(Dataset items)
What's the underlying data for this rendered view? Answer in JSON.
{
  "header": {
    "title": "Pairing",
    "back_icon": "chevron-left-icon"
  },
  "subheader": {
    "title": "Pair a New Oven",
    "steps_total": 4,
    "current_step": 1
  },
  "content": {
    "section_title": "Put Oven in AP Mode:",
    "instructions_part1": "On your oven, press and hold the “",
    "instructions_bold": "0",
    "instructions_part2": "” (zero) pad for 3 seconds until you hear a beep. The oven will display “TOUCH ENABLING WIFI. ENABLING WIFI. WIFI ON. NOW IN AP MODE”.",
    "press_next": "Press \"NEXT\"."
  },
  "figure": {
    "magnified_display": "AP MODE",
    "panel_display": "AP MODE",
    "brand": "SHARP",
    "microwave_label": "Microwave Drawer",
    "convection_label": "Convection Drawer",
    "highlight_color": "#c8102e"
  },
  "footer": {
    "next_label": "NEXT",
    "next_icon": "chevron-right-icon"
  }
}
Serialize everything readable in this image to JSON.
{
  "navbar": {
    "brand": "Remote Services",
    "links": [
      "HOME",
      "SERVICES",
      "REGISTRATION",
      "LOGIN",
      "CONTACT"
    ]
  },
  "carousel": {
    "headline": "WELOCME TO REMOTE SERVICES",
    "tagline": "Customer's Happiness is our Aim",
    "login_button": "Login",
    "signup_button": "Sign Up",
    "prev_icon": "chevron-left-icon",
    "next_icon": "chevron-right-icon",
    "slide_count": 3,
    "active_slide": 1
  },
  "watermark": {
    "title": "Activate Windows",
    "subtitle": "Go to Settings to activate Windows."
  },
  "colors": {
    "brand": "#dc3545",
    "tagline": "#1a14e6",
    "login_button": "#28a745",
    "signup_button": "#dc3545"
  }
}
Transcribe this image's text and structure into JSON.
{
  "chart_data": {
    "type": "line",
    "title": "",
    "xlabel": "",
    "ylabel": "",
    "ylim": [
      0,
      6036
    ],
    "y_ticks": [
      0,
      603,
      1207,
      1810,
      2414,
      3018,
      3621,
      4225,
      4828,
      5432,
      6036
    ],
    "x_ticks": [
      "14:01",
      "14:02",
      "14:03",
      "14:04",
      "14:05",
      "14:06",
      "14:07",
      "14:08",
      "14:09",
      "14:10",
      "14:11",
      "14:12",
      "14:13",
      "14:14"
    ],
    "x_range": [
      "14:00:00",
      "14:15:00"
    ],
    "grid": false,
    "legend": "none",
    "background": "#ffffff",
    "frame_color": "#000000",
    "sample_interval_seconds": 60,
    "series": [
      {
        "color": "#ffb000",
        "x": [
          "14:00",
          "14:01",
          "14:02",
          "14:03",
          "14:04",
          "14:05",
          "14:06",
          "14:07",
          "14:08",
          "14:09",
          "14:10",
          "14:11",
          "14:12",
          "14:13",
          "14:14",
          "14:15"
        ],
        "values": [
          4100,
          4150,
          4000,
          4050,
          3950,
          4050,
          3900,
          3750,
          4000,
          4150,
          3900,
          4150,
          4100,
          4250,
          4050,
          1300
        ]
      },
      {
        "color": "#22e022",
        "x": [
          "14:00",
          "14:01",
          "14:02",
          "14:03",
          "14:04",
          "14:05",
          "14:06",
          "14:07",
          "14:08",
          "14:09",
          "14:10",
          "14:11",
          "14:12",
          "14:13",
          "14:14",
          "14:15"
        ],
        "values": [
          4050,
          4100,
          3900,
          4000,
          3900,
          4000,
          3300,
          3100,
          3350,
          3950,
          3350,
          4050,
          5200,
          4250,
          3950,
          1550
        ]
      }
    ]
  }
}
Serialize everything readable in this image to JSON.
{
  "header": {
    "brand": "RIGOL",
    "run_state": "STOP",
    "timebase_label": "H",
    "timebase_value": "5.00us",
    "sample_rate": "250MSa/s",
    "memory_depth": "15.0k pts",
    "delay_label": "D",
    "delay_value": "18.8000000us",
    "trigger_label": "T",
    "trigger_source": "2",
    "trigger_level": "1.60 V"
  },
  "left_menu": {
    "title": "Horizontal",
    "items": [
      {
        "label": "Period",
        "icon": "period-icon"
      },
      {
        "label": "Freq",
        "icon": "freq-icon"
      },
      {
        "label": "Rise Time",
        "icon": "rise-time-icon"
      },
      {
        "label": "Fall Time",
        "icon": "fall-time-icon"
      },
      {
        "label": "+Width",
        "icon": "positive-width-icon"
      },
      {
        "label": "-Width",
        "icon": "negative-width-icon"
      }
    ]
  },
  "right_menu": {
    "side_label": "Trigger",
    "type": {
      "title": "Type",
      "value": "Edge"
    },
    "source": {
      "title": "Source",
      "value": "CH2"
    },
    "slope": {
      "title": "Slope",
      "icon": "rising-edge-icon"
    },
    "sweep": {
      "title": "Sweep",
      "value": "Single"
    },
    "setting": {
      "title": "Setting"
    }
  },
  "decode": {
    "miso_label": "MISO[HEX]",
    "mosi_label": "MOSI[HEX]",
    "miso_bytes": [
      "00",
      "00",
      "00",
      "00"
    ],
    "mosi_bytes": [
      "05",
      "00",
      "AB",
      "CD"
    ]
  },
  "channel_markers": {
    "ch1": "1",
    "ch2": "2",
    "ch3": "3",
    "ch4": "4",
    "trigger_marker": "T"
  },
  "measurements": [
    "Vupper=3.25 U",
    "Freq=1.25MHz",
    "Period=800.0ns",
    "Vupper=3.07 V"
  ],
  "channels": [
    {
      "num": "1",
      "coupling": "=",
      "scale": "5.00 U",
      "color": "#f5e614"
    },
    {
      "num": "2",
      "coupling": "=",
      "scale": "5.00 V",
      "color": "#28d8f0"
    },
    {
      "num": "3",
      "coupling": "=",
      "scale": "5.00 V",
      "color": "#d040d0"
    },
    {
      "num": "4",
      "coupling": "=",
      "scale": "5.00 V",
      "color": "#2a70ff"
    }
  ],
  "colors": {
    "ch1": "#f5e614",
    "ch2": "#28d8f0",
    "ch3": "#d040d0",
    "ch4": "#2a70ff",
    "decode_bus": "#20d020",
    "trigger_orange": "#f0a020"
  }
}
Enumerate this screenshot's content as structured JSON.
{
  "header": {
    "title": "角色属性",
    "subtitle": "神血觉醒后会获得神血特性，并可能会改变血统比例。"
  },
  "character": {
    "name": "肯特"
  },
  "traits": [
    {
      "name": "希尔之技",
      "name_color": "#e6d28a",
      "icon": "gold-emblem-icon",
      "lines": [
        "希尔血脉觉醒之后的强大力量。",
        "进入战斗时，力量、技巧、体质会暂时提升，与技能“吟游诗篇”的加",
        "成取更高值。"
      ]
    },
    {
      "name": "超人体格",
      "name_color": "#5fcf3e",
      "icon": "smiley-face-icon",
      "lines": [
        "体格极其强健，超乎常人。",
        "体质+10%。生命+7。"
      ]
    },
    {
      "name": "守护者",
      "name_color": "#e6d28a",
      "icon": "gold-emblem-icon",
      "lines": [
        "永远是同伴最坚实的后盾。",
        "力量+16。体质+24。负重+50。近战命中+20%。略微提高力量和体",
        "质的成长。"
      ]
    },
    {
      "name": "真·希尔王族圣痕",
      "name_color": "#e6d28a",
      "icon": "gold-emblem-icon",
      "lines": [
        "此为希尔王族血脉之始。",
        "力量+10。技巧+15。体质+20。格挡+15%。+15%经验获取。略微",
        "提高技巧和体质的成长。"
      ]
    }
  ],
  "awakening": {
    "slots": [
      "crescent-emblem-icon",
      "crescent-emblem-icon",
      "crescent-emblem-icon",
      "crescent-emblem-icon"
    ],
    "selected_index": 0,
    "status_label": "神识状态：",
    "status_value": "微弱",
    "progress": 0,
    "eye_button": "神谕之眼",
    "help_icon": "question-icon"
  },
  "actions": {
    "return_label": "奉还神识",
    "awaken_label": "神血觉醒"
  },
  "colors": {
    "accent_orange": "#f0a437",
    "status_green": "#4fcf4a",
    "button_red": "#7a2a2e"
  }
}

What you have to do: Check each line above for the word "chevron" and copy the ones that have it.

Exercise output:
    "back_icon": "chevron-left-icon"
    "next_icon": "chevron-right-icon"
    "prev_icon": "chevron-left-icon",
    "next_icon": "chevron-right-icon",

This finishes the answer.